If you’ve read Cephrael’s Hand, perhaps you have an opinion on the Fifth Vestal’s motivations and actions. Perhaps you’ve decided that he’s been wrongly maligned by the other Vestals and the rest of humanity, the stories of his ill deeds compounded with each new retelling to satisfy mankind’s lust for conflict. Perhaps you’ve decided that he’s misunderstood or merely misguided, or maybe you’re still on the fence about the whole thing. You wouldn’t be alone.
I believe the best fantasy stories are grounded in some kind of reality—in a similarity found in the world itself, its politics, its religions or in the depth of the characters. In Cephrael’s Hand, I attempted to bring to life real people battling with real moral issues that could in some way translate back into our own lives (if not perhaps not with the same dire consequences).

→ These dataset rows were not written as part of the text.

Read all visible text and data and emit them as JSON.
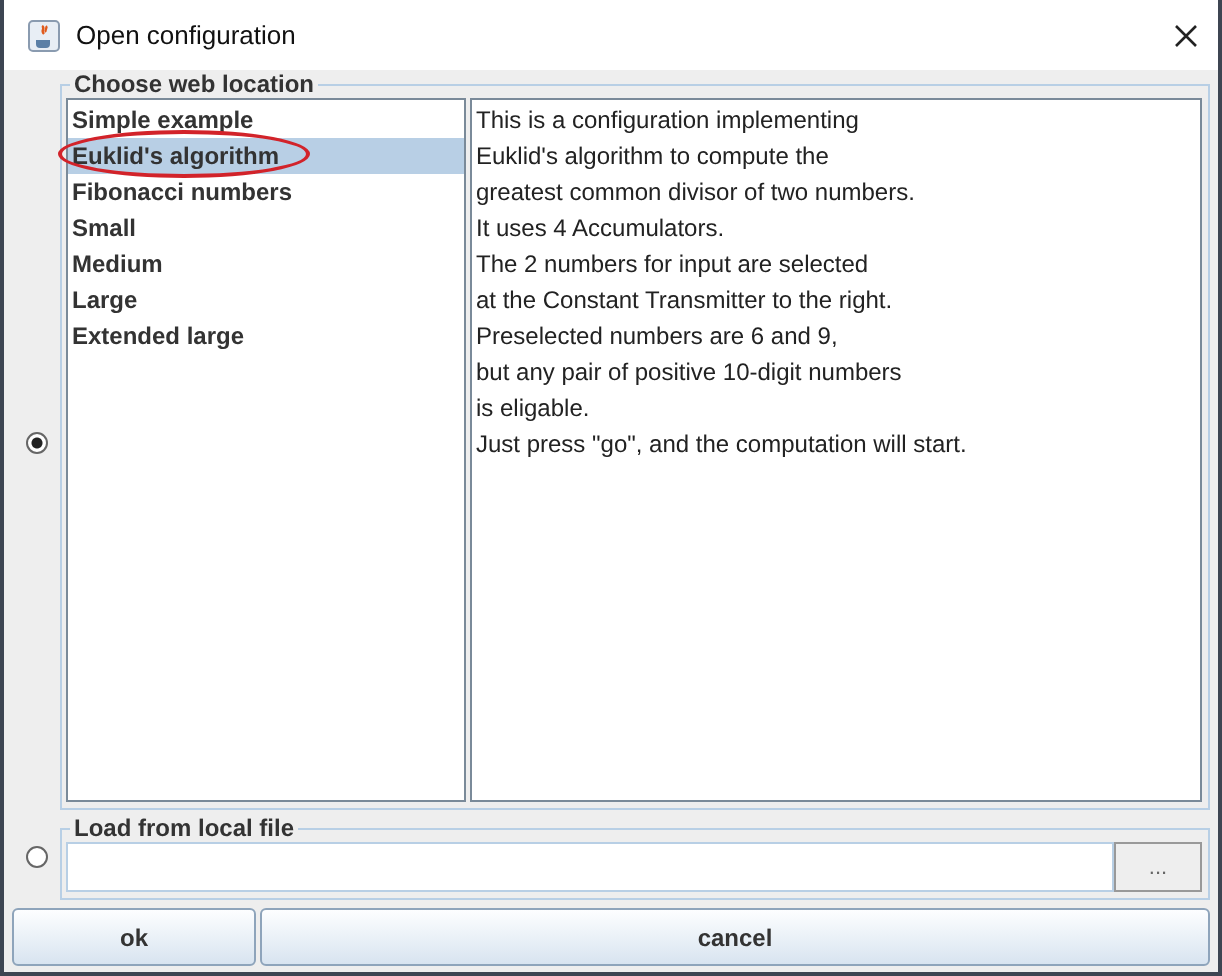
{
  "window": {
    "title": "Open configuration"
  },
  "web_location": {
    "legend": "Choose web location",
    "selected": true,
    "items": [
      {
        "label": "Simple example",
        "selected": false,
        "circled": false
      },
      {
        "label": "Euklid's algorithm",
        "selected": true,
        "circled": true
      },
      {
        "label": "Fibonacci numbers",
        "selected": false,
        "circled": false
      },
      {
        "label": "Small",
        "selected": false,
        "circled": false
      },
      {
        "label": "Medium",
        "selected": false,
        "circled": false
      },
      {
        "label": "Large",
        "selected": false,
        "circled": false
      },
      {
        "label": "Extended large",
        "selected": false,
        "circled": false
      }
    ],
    "description": [
      "This is a configuration implementing",
      "Euklid's algorithm to compute the",
      "greatest common divisor of two numbers.",
      "It uses 4 Accumulators.",
      "The 2 numbers for input are selected",
      "at the Constant Transmitter to the right.",
      "Preselected numbers are 6 and 9,",
      "but any pair of positive 10-digit numbers",
      "is eligable.",
      "Just press \"go\", and the computation will start."
    ]
  },
  "local_file": {
    "legend": "Load from local file",
    "selected": false,
    "browse_button": "..."
  },
  "buttons": [
    "ok",
    "cancel"
  ]
}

I don’t believe villains go out into the world intending to become villains al la Austin Powers. Part of the challenge in telling Björn’s story comes with the understanding that there are at least two sides to every conflict, and unfortunately, Björn’s side is rarely told.
I think in life this is often true. Most people are content to believe whatever apostle shouts the loudest, either too lazy or too disinterested to take the time to find out if the shouter is even making sense. Either that or they tend to advocate for the other side mostly for the sake of having something to argue or complain about. But there seems to me to be a real dearth of free minds willing to take the time to see and understand new viewpoints without the need to criticize, belittle or otherwise invalidate them.
This is certainly the problem in Alorin, and it’s a problem that becomes clear to Prince Ean in Cephrael’s Hand, as he discovers that his advisors each have their own agendas which may or may not be aligned with his own. Eventually Ean begins to see that truth is relative. It’s relative to viewpoint. And bad and good…these labels don’t always have a place in judging another’s actions. Perhaps it isn’t the action but the consequences we should be judging.
Is Björn good or bad? As the zanthyr would say, there is Balance in all things.